A new research has revealed how to wipe out polio and prevent its reemergence.
The University of Michigan study shows that the job won’t be over when the last case of the horrible paralytic disease is recorded.
Researchers Micaela Martinez-Bakker and Aaron A. King and Pejman Rohani use disease-transmission models to show that silent transmission of poliovirus could continue for more than three years with no reported cases.
To ensure that the disease is truly eradicated, aggressive surveillance programs and vaccination campaigns must continue in endemic countries for years after the last reported case, they conclude.
Martinez-Bakker said that using transmission models, they demonstrate that one can have sustained chains of silent transmission in populations for more than three years, without a single person ever showing up as a reported polio case.
She added that once people think they’ve eradicated polio, they probably should intensify the environmental surveillance to make sure the virus is not just lurking under the hood at very low levels. Polio eradication is about eradicating the virus.
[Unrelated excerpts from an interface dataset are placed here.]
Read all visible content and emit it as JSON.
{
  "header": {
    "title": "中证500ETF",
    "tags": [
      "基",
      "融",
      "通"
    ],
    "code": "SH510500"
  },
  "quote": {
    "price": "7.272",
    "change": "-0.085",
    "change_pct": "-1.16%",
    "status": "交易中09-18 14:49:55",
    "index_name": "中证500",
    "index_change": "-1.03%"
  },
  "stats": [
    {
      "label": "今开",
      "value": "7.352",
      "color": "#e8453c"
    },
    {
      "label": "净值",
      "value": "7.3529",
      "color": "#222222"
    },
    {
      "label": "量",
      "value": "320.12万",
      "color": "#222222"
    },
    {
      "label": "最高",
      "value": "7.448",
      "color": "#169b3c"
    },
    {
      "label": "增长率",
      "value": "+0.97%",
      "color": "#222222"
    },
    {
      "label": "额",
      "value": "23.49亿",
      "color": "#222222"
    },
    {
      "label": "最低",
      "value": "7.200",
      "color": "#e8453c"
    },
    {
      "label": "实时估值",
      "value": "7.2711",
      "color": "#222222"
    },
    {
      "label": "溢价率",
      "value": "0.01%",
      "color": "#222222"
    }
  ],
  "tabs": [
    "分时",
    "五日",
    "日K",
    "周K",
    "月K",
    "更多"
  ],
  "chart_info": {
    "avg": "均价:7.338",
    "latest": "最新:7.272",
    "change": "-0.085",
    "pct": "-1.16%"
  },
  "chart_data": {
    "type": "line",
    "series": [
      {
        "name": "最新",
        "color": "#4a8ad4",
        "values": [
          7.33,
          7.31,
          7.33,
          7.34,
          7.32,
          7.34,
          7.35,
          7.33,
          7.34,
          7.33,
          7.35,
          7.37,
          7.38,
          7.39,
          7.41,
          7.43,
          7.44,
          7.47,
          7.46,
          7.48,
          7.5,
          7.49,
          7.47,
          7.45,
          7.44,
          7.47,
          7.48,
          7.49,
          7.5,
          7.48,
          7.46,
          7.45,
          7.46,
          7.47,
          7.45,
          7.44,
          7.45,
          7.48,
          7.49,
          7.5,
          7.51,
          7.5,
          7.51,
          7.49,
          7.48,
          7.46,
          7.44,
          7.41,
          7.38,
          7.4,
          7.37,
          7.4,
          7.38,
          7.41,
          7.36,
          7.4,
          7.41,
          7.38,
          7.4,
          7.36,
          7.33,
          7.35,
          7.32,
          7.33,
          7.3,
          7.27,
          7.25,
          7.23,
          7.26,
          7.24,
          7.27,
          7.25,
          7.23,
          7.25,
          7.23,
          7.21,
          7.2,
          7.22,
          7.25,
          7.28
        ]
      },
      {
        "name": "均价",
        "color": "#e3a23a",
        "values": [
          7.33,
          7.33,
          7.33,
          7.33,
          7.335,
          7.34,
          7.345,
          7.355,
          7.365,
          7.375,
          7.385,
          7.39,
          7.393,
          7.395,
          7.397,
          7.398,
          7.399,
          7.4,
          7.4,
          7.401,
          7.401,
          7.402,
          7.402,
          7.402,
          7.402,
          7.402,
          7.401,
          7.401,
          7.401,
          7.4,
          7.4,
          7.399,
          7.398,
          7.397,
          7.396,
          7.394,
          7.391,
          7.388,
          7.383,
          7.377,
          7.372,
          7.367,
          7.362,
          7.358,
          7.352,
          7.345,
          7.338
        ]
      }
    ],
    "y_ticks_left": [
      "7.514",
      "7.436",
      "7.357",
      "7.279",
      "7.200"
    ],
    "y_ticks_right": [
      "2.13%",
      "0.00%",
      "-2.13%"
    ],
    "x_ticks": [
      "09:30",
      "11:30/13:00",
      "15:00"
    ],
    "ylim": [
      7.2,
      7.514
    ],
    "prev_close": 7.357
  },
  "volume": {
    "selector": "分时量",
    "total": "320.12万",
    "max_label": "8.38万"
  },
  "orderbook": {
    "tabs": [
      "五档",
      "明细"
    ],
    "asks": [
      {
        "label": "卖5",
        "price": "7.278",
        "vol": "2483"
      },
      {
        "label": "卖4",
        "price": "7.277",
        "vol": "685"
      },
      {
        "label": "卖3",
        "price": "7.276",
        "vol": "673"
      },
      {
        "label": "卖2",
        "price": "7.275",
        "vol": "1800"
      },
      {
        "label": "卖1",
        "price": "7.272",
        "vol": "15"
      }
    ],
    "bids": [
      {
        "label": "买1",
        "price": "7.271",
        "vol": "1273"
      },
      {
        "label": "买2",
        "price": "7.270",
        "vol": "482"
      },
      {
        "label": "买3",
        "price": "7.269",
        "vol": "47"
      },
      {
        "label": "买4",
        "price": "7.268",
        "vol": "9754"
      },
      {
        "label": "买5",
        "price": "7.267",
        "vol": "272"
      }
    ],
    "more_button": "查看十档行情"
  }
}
It’s not about eradicating the disease paralytic polio.
Reaching eradication and preventing reemergence of polio requires intimate knowledge of how the virus persists, Martinez-Bakker noted, adding historical epidemics that predate the use of vaccines can be used to disentangle the epidemiology of disease from vaccine effects. They allow them to establish a baseline by studying the system in the absence of intervention.
The study is published in the Open Access journal PLOS Biology.